About Emory Healthcare
Readmission Rate: Minimizing Unplanned Returns
In a perfect world, Emory would have a no unplanned return policy for our patients. That is, we strive to avoid any unplanned readmissions to our hospitals after a previous hospital stay. An example would be a patient who is readmitted to the hospital for a wound infection related to a surgical procedure following an initial hospital stay. There are a number of situations that can lead to patient readmissions. Some are not preventable and not all readmissions are related to a previous visit.
Readmission rate (using Vizient methodology) is the proportion of patients who return to the hospital within 30 days. Chemotherapy, radiation therapy, dialysis, rehabilitation, psychiatric (within 1 day) cases are excluded from the calculation as such readmissions are often planned (i.e. intentional). Hospice, Obsteric patients, Nonviable neonatal, Neonatology, and newborns are also excluded from the readmissions calculation. Otherwise, due to limitations of the data, planned readmissions are not excluded unless they fall within one of these excluded product lines.
In the case of hospital readmission rates, generally, the lower the percentage, the better.
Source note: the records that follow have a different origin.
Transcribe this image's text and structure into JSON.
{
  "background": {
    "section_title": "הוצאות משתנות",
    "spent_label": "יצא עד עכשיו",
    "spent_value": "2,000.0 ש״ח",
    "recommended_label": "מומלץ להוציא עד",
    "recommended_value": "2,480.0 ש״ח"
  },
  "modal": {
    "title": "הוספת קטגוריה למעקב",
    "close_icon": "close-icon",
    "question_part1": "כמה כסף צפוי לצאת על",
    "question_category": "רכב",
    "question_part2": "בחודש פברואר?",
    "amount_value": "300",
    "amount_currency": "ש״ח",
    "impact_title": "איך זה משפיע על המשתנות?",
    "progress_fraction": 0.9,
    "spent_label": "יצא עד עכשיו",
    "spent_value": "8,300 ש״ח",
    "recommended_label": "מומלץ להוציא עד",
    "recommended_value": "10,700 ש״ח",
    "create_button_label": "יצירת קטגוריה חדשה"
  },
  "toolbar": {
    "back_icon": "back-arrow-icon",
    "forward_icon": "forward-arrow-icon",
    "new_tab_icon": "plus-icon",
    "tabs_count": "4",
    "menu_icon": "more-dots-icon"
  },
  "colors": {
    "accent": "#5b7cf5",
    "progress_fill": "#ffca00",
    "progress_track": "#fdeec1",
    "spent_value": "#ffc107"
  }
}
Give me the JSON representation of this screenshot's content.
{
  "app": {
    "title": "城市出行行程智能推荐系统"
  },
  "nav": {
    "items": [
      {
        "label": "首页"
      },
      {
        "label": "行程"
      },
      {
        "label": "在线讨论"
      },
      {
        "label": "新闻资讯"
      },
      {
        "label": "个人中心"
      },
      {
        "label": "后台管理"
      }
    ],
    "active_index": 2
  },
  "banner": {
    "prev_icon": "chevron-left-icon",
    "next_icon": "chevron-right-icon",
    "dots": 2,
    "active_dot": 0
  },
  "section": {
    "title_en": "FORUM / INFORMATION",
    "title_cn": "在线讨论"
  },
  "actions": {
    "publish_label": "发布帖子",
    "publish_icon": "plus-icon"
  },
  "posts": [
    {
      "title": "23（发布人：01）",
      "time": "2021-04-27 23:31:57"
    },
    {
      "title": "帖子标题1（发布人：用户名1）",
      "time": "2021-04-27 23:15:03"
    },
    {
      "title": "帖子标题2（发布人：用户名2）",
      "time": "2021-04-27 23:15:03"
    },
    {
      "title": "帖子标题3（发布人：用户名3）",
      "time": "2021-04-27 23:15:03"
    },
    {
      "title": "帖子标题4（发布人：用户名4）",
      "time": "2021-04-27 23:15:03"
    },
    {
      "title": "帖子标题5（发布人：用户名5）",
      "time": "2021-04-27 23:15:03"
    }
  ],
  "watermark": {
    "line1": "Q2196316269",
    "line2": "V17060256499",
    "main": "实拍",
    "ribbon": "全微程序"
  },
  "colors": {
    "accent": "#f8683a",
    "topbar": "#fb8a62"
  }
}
A lower score means that we were able to successfully treat patients the first time and that we have discharged patients safely and effectively. It also means that following recommended care instructions helps to keep patients from being readmitted after hospitalization, including follow-up appointments, medications, and other appropriate actions. As an academic medical center, the nature of illnesses that Emory patients have is such that our patients are more likely to have relapses necessitating readmission. This measure also includes readmissions for problems that are unrelated to the previous admission. Because of this and because relapses are not entirely preventable and because, as noted above, planned readmissions are not entirely excluded, a readmission rate of zero is not attainable. Emory’s ongoing quality improvement efforts include several programs to ensure that when our patients are discharged, they have a clear understanding of what they need to do, how to get medical help if needed and when to see their physicians in follow up.
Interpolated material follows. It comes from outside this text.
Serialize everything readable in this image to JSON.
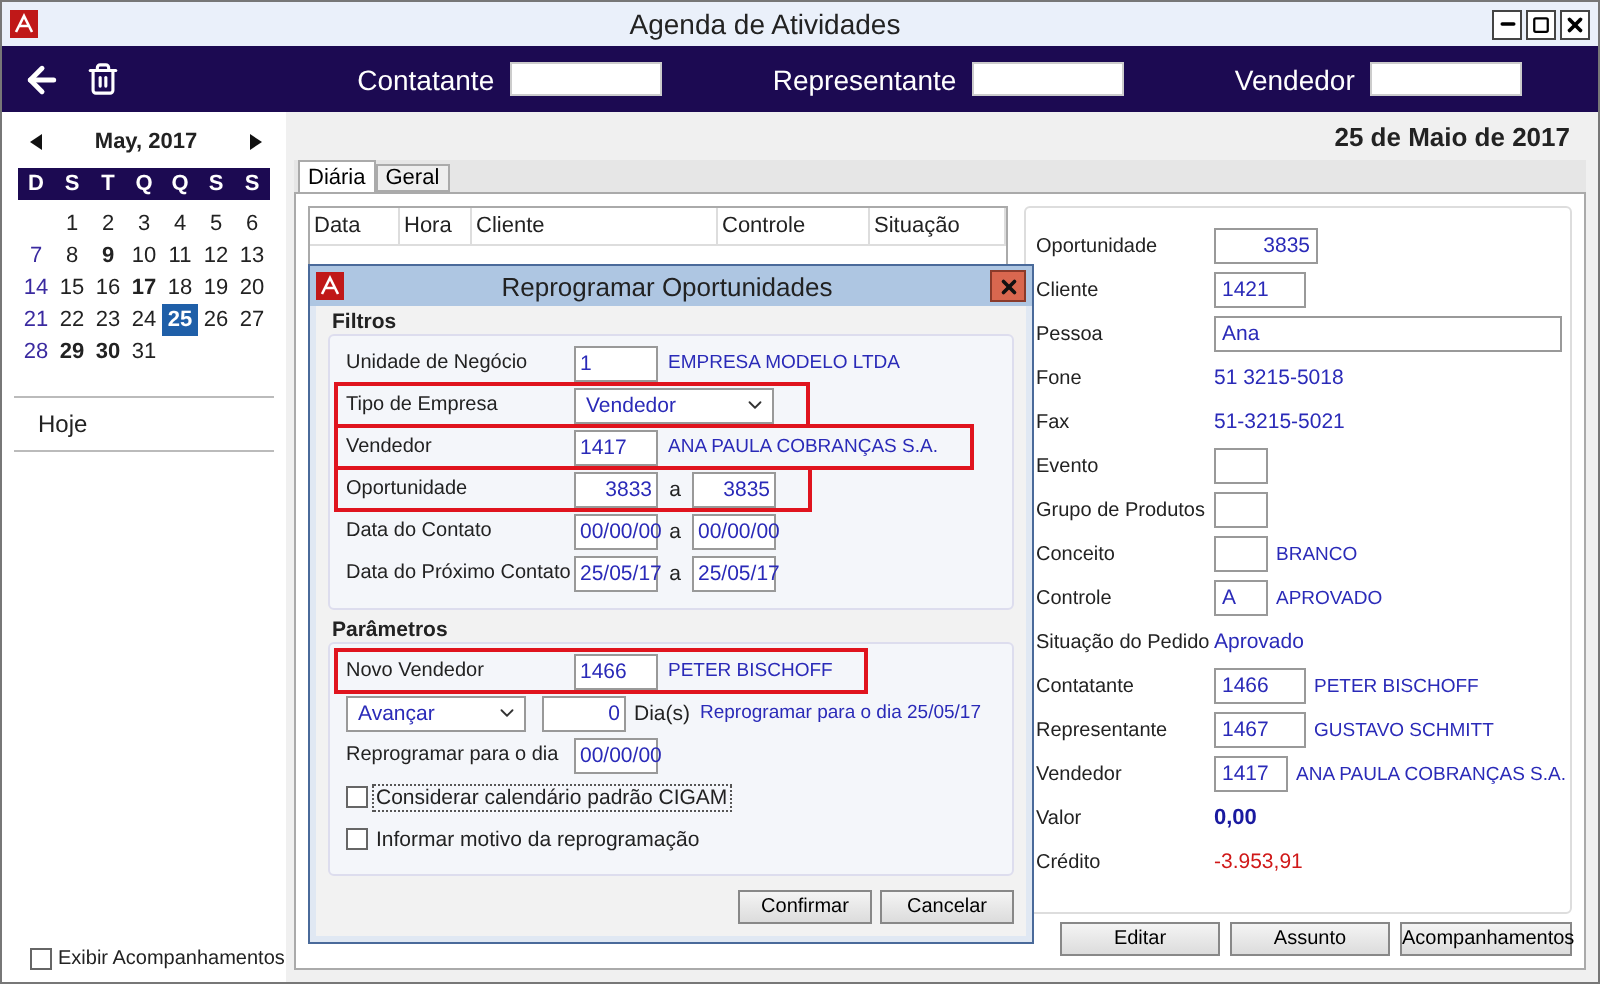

Emory Healthcare’s 30-day readmission rate for FY16 performance period (data through April 2016) is 12.3%. Readmission rates are not “risk adjusted” meaning they are not adjusted for the complexity and severity of medical problems. Therefore, comparing one hospital’s readmission rate to another has limited value.
Source: Vizient (formerly known as UHC) Database. Vizient is an alliance of 5,200 health system and their affiliated hospitals representing independent, community-based healthcare organizations, integrated systems and academic medical centers.
Data below shows performance from August 2013 through April 2016.
Most recent available data is preliminary, and therefore subject to change.
Emory Healthcare’s 30-day readmission rate for FY16 YTD performance (July’15-April’16) is 12.9%.
Emory Healthcare’s 30-day readmission rate is the combined performance of Emory University Hospital, Emory University Midtown Hospital, Emory Johns Creek Hospital and Emory Saint Joseph's Hospital.
Emory University Hospital’s 30-day readmission rate for FY16 YTD performance (July’15-April’16) is 13.3%.
Emory University Hospital Midtown’s 30-day readmission rate for FY16 YTD performance (July’15-April’16) is 12.0%.
Emory Johns Creek Hospital 30-day readmission rate for FY16 YTD performance (July’15-April’16) is 9.7%.
Emory Saint Joseph’s Hospital 30-day readmission rate for FY16 YTD performance (July’15-April’16) is 11.8%.